Tuesday, August 15, 2006  

You say pohtato, I say pahtahto...

Dan Quayle aside, it seems that the clearing haze (barely clearing haze, I should say) is bringing forward the issue of just where were those Israeli soldiers when they were captured by Hizbollah?
In Israel?
In Lebanon?

From Counterpunch comes the following:
A Lebanese government official told this writer that the first information about the soldiers' capture in southern Lebanon came from the Lebanese Army Police, a source also quoted in many media accounts. "At the beginning the Lebanese Army said it was on the Lebanese side," the official told me. The verbatim Army communique' to the Lebanese government follows: " 'At 9:03 or 9:05am in the vicinity or in front of Ayt Al Shaab village the members of the resistance have abducted two soldiers. At 9:15am the resistance shelled the position of the enemy in the occupied territories. At 10:10am the Resistance and Israeli forces clashed with each other in the area of Naqoura,' on Lebanon's side of the border."

and also this:
Newsweek's Michael Hirsh of MSNBC.com, on July 12, said: "As a result, things are blowing up so quickly it's difficult to know where to focus any longer. After the kidnapping of two Israeli soldiers by Hizbullah in Lebanon on Wednesday, which the hard-line group linked to a similar kidnapping by Hamas the week before, the mideast seemed to be closer to all-out war."

By July 13, the story out of MSNBC.com's Jerusalem bureau was different. In a piece titled "Crisis allows Israel to pursue strategic goals- Kidnappings give Israel excuse to neutralize Hamas, Hezbollah", Jerusalem bureau chief Steven Gutkin wrote: "Kidnappings changed everything: All that changed Wednesday, when Hezbollah guerillas crossed into Israel, seizing Goldwasser and Regev and killing eight other soldiers in the ensuing fighting.(read the rest)
Some serious spin is going on.

If, as this commentary suggests, the soldiers were inside Lebanon, even one inch, there are some serious questions that need to be raised and answered.

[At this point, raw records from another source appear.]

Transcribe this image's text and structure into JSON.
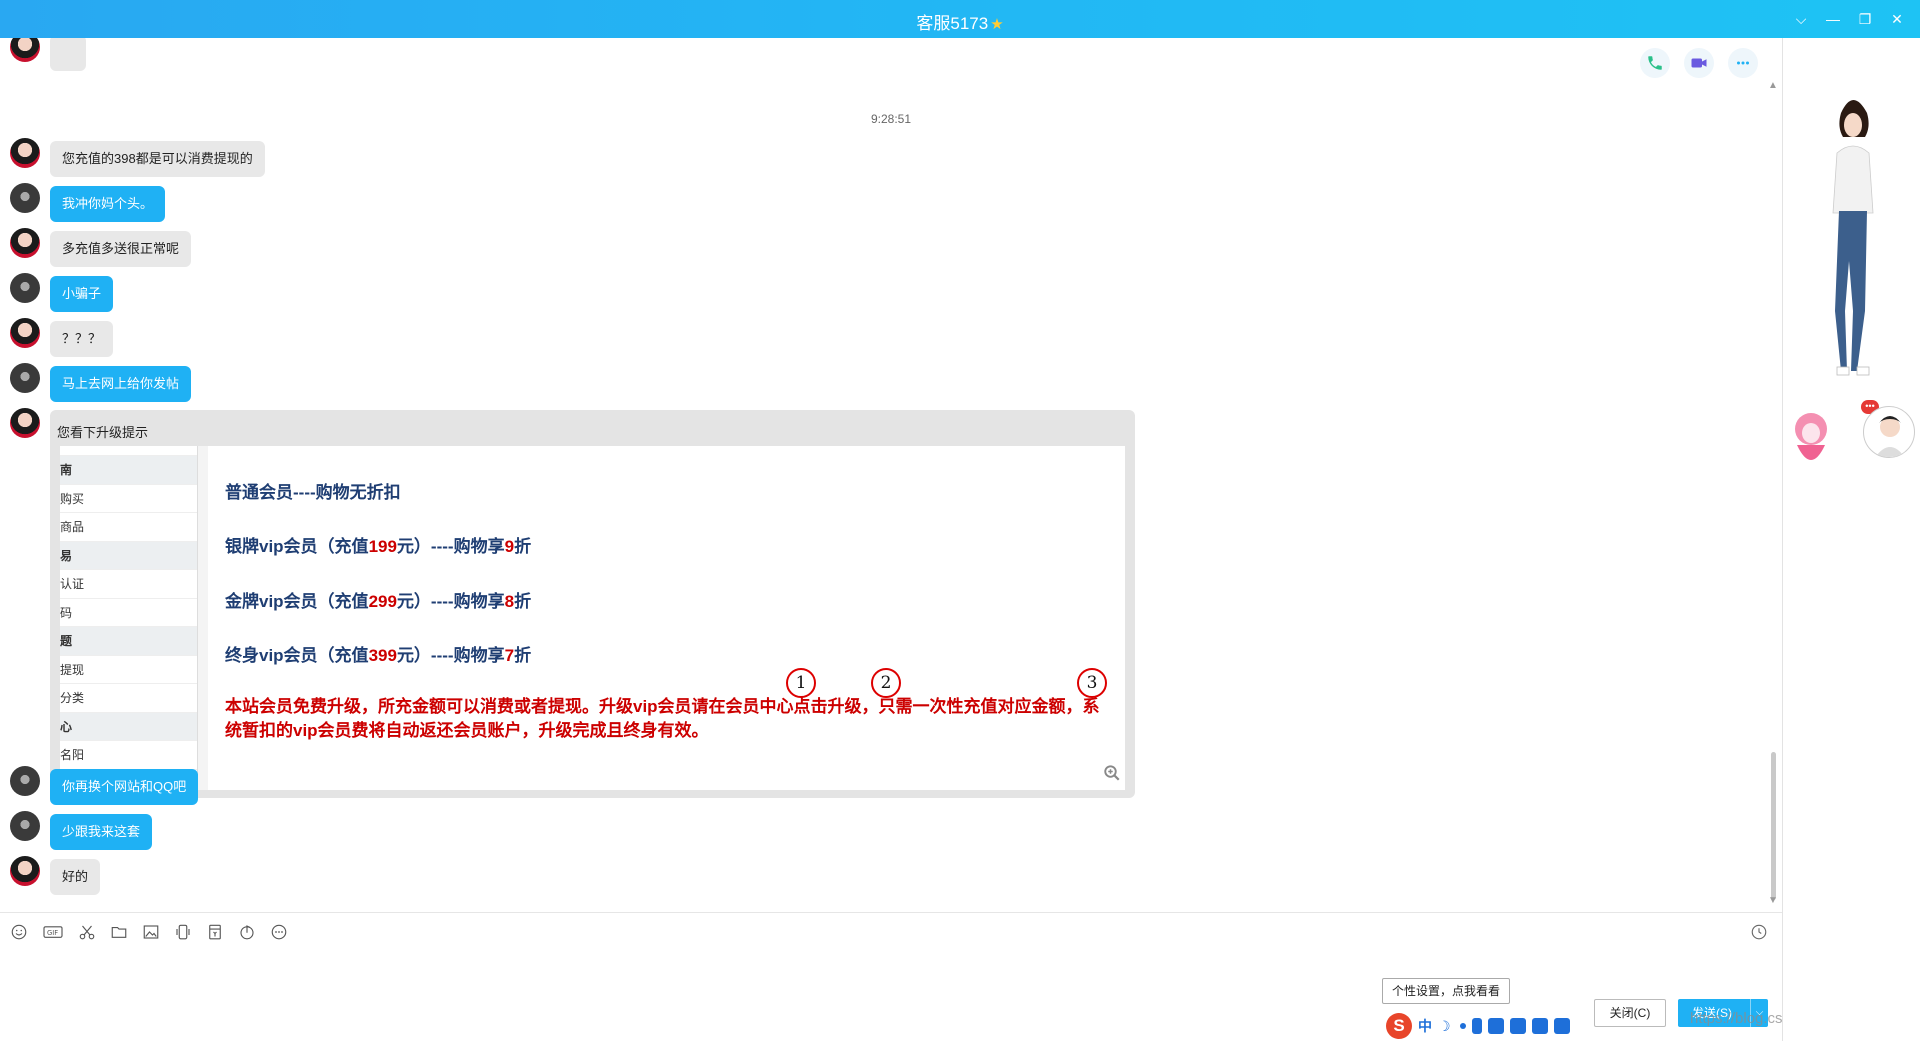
{
  "window": {
    "title": "客服5173",
    "star": "★",
    "controls": {
      "dropdown": "⌵",
      "minimize": "—",
      "restore": "❐",
      "close": "✕"
    }
  },
  "chat": {
    "timestamp": "9:28:51",
    "messages": [
      {
        "side": "in",
        "text": "您充值的398都是可以消费提现的"
      },
      {
        "side": "out",
        "text": "我冲你妈个头。"
      },
      {
        "side": "in",
        "text": "多充值多送很正常呢"
      },
      {
        "side": "out",
        "text": "小骗子"
      },
      {
        "side": "in",
        "text": "？？？"
      },
      {
        "side": "out",
        "text": "马上去网上给你发帖"
      },
      {
        "side": "out",
        "text": "你再换个网站和QQ吧"
      },
      {
        "side": "out",
        "text": "少跟我来这套"
      },
      {
        "side": "in",
        "text": "好的"
      }
    ],
    "image_message": {
      "caption": "您看下升级提示",
      "sidenav": [
        "南",
        "购买",
        "商品",
        "易",
        "认证",
        "码",
        "题",
        "提现",
        "分类",
        "心",
        "名阳"
      ],
      "lines": {
        "l1": "普通会员----购物无折扣",
        "l2a": "银牌vip会员（充值",
        "l2b": "199",
        "l2c": "元）----购物享",
        "l2d": "9",
        "l2e": "折",
        "l3a": "金牌vip会员（充值",
        "l3b": "299",
        "l3c": "元）----购物享",
        "l3d": "8",
        "l3e": "折",
        "l4a": "终身vip会员（充值",
        "l4b": "399",
        "l4c": "元）----购物享",
        "l4d": "7",
        "l4e": "折",
        "red": "本站会员免费升级，所充金额可以消费或者提现。升级vip会员请在会员中心点击升级，只需一次性充值对应金额，系统暂扣的vip会员费将自动返还会员账户，升级完成且终身有效。"
      },
      "markers": [
        "1",
        "2",
        "3"
      ]
    }
  },
  "input": {
    "tooltip": "个性设置，点我看看",
    "ime": {
      "logo": "S",
      "lang": "中",
      "moon": "☽"
    },
    "close_label": "关闭(C)",
    "send_label": "发送(S)",
    "send_arrow": "⌵",
    "watermark": "https://blog.csdn.net/g338328"
  },
  "colors": {
    "accent": "#1fb1f4",
    "titlebar": "#22b7f4",
    "warning_red": "#cc0000",
    "navy": "#1f3e73"
  }
}
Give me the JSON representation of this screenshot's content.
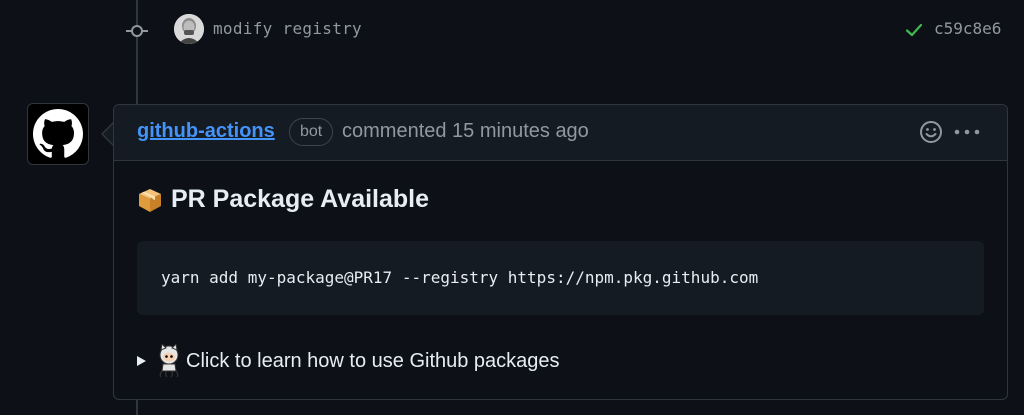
{
  "commit": {
    "message": "modify registry",
    "sha": "c59c8e6",
    "check_color": "#3fb950"
  },
  "comment": {
    "author": "github-actions",
    "badge": "bot",
    "meta": "commented 15 minutes ago",
    "heading": "PR Package Available",
    "heading_icon": "package-icon",
    "code": "yarn add my-package@PR17 --registry https://npm.pkg.github.com",
    "details_summary": "Click to learn how to use Github packages",
    "details_icon": "octocat-icon"
  },
  "colors": {
    "background": "#0d1117",
    "header_bg": "#151b23",
    "border": "#30363d",
    "link": "#4493f8",
    "muted": "#9198a1",
    "text": "#e6edf3"
  }
}
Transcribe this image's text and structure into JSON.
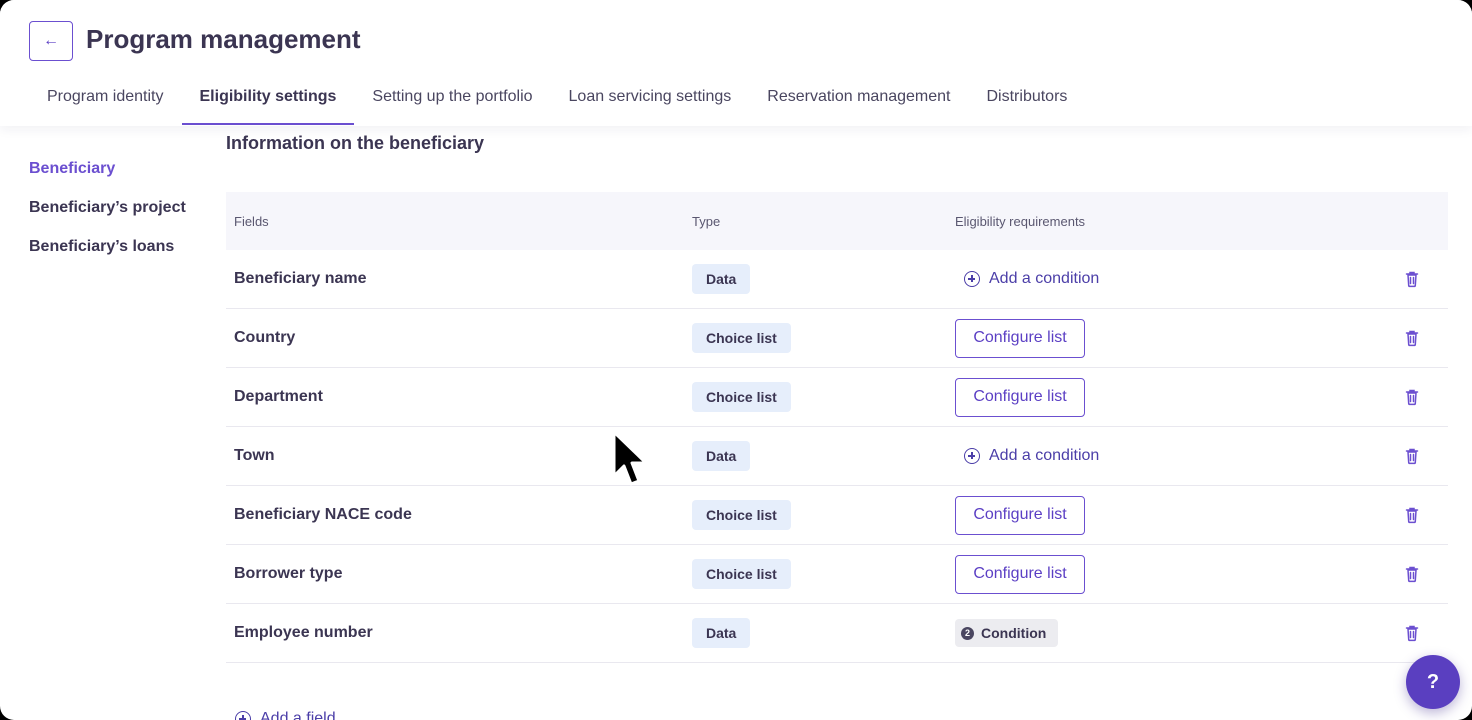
{
  "header": {
    "back_icon": "arrow-left-icon",
    "back_glyph": "←",
    "title": "Program management"
  },
  "tabs": [
    {
      "label": "Program identity"
    },
    {
      "label": "Eligibility settings",
      "active": true
    },
    {
      "label": "Setting up the portfolio"
    },
    {
      "label": "Loan servicing settings"
    },
    {
      "label": "Reservation management"
    },
    {
      "label": "Distributors"
    }
  ],
  "sidenav": [
    {
      "label": "Beneficiary",
      "active": true
    },
    {
      "label": "Beneficiary’s project"
    },
    {
      "label": "Beneficiary’s loans"
    }
  ],
  "section": {
    "title": "Information on the beneficiary"
  },
  "table": {
    "columns": [
      "Fields",
      "Type",
      "Eligibility requirements"
    ],
    "rows": [
      {
        "field": "Beneficiary name",
        "type": "Data",
        "requirement": "Add a condition"
      },
      {
        "field": "Country",
        "type": "Choice list",
        "requirement": "Configure list"
      },
      {
        "field": "Department",
        "type": "Choice list",
        "requirement": "Configure list"
      },
      {
        "field": "Town",
        "type": "Data",
        "requirement": "Add a condition"
      },
      {
        "field": "Beneficiary NACE code",
        "type": "Choice list",
        "requirement": "Configure list"
      },
      {
        "field": "Borrower type",
        "type": "Choice list",
        "requirement": "Configure list"
      },
      {
        "field": "Employee number",
        "type": "Data",
        "requirement": "Condition",
        "condition_count": "2"
      }
    ]
  },
  "add_field_label": "Add a field",
  "help": {
    "glyph": "?",
    "icon": "help-icon"
  },
  "colors": {
    "accent": "#6b4fd0",
    "badge_bg": "#e6eefb",
    "help_bg": "#5a3fc0"
  }
}
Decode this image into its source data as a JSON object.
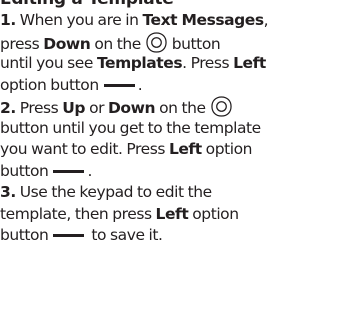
{
  "heading": "Editing a Template",
  "steps": [
    {
      "number": "1.",
      "lines": [
        [
          "When you are in ",
          "Text Messages",
          ","
        ],
        [
          "press ",
          "Down",
          " on the ",
          "button"
        ],
        [
          "until you see ",
          "Templates",
          ". Press ",
          "Left"
        ],
        [
          "option button",
          "."
        ]
      ]
    },
    {
      "number": "2.",
      "lines": [
        [
          "Press ",
          "Up",
          " or ",
          "Down",
          " on the"
        ],
        [
          "button until you get to the template"
        ],
        [
          "you want to edit. Press ",
          "Left",
          " option"
        ],
        [
          "button",
          "."
        ]
      ]
    },
    {
      "number": "3.",
      "lines": [
        [
          "Use the keypad to edit the"
        ],
        [
          "template, then press ",
          "Left",
          " option"
        ],
        [
          "button",
          " to save it."
        ]
      ]
    }
  ],
  "icons": {
    "nav": "navigation-key-icon",
    "option": "option-button-dash-icon"
  }
}
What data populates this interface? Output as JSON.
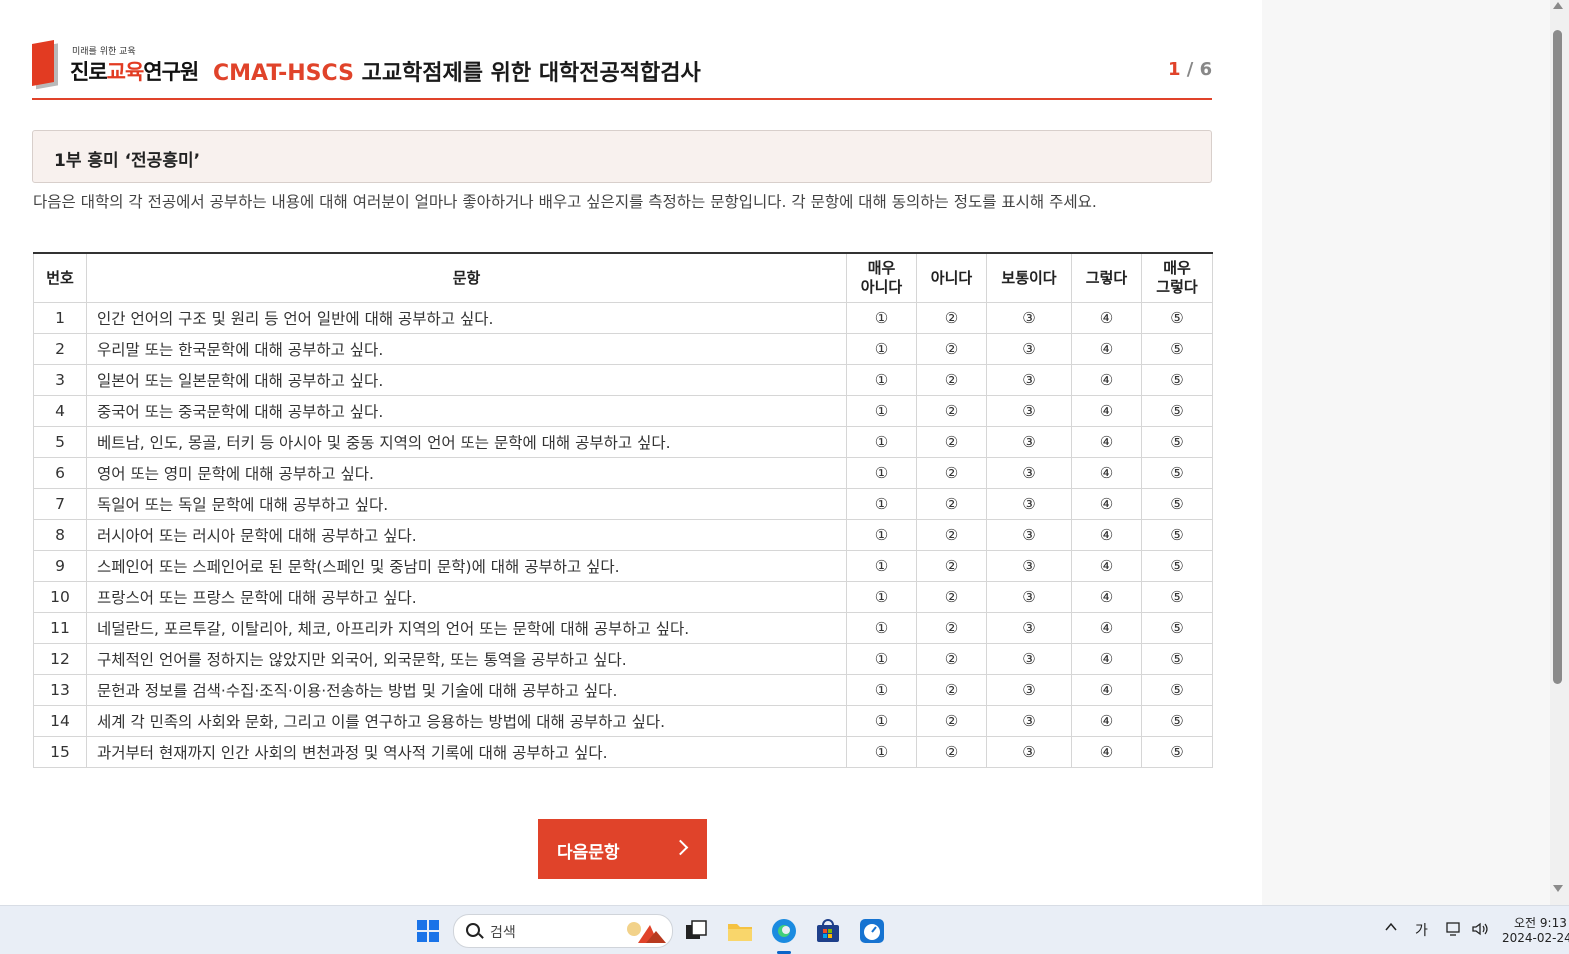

In addition, everyone who has been howling about Israel's right to defend itself, may want to reconsider their position.
To begin with, it is really hard to see how two soldiers equal more than 700 civilina lives, most of a country's infrastructure and several dead UN volunteers, not to mention a push into a next door country which has caused a massive refugee crisis.
And, then, there is the question of what were those soldiers doing in Lebanon? (if that is where they were?)
This would not be the first time a country used an incident as a pretext to start a war, especially a pretext as well-spun as this might be.

Remember The Maine? No? Maybe you should.

Comments: Post a Comment

<< Home

This page is powered by Blogger. Isn't yours?

Locations of visitors to this page
Technorati Profile